• _EXERCISE_:
Give the number of lines below that contain the string "handle", and no other text.

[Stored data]

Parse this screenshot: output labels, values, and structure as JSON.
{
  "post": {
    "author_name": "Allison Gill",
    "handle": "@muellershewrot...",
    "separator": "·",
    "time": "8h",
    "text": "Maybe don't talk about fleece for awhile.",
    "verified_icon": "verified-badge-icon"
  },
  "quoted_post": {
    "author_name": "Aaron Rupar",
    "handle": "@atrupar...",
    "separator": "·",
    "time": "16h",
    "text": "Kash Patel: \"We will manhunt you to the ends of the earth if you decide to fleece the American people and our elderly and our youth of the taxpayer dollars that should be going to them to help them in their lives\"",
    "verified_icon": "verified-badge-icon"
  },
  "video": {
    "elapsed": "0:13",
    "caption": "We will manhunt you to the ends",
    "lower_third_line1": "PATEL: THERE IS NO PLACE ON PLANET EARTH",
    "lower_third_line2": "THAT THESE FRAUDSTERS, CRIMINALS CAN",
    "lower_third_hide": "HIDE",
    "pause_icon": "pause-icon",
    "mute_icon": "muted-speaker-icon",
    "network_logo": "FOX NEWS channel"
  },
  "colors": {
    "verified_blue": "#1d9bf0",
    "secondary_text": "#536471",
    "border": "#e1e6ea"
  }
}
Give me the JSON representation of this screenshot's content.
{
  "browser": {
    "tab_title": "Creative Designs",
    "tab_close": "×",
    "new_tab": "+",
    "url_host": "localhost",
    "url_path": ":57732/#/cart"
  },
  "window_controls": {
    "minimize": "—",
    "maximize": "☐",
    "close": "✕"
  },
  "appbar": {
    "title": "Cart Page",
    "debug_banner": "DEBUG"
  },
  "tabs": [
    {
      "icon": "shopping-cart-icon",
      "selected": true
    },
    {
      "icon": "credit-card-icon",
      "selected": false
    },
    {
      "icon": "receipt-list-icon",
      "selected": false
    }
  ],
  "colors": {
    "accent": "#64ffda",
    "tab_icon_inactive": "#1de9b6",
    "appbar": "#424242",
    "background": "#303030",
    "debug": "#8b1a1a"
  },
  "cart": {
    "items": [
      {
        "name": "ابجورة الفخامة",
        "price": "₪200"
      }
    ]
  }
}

• _REPLY TO THE TASK_:
2